▶ Entries supplied:
┄┄┄┄┄┄┄┄┄┄┄┄┄┄┄┄┄┄┄┄
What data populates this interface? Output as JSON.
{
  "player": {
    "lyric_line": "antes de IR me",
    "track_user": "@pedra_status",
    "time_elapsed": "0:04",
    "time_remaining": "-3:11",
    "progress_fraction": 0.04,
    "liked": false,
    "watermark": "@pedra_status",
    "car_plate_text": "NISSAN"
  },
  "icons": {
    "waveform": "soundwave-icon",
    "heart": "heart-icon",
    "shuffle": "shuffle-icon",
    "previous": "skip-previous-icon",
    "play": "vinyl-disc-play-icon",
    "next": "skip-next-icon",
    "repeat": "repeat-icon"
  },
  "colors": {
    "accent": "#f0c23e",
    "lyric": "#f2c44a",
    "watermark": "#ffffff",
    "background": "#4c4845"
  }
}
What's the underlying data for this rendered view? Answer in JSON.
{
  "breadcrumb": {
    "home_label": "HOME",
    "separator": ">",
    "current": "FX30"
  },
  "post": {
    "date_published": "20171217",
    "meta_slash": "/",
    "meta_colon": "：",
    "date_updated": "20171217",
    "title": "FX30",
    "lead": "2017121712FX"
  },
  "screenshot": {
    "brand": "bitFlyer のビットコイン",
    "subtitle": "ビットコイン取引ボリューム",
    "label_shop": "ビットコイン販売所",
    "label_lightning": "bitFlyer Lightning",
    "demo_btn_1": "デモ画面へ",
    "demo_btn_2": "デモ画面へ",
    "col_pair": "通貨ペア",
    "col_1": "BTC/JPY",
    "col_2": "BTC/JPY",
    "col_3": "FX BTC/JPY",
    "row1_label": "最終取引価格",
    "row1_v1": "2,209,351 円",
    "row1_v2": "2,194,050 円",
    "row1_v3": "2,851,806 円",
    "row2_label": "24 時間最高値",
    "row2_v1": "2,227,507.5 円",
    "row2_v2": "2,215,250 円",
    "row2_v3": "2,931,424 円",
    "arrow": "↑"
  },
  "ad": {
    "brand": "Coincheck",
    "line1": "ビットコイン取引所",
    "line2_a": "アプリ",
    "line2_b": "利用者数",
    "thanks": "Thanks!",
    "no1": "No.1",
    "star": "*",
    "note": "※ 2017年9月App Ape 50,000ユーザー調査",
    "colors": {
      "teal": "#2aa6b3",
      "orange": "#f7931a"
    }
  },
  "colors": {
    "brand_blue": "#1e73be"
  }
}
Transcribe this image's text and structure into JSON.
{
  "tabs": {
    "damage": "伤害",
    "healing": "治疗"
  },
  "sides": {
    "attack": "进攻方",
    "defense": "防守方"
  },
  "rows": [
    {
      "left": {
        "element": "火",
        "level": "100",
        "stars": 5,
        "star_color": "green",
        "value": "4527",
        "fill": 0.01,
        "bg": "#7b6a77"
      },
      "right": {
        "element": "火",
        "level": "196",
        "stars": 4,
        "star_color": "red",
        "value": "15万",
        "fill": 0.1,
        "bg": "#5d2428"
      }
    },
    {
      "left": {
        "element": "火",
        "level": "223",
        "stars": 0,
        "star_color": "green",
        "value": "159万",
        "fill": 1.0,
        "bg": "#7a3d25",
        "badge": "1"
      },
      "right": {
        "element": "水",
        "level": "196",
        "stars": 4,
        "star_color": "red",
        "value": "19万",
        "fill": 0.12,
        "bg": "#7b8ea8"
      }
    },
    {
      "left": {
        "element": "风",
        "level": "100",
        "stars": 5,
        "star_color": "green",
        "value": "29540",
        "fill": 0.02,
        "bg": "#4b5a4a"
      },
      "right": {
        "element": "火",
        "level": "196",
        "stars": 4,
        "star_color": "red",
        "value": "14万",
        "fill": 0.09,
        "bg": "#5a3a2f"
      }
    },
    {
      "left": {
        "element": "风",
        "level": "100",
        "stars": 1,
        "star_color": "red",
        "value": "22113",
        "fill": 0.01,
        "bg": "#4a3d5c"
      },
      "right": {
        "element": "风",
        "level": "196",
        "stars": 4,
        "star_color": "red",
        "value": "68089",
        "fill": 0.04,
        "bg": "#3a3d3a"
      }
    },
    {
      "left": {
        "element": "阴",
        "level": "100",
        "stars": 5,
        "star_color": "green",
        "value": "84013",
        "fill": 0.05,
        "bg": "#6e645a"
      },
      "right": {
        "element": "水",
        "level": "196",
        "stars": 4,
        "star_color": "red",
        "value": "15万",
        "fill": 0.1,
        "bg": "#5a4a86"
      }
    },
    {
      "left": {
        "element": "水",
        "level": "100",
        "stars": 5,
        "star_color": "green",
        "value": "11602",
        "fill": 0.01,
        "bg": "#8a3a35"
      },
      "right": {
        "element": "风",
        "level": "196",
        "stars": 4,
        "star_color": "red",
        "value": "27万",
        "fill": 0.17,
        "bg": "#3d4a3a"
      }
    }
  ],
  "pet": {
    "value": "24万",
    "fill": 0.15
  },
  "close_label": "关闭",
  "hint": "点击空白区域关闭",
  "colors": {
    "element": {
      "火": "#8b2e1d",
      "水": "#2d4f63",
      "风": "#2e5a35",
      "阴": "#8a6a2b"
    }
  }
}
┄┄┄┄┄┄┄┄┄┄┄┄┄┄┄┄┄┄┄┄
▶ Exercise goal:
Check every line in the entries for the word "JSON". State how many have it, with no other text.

▶ Answer to the problem:
3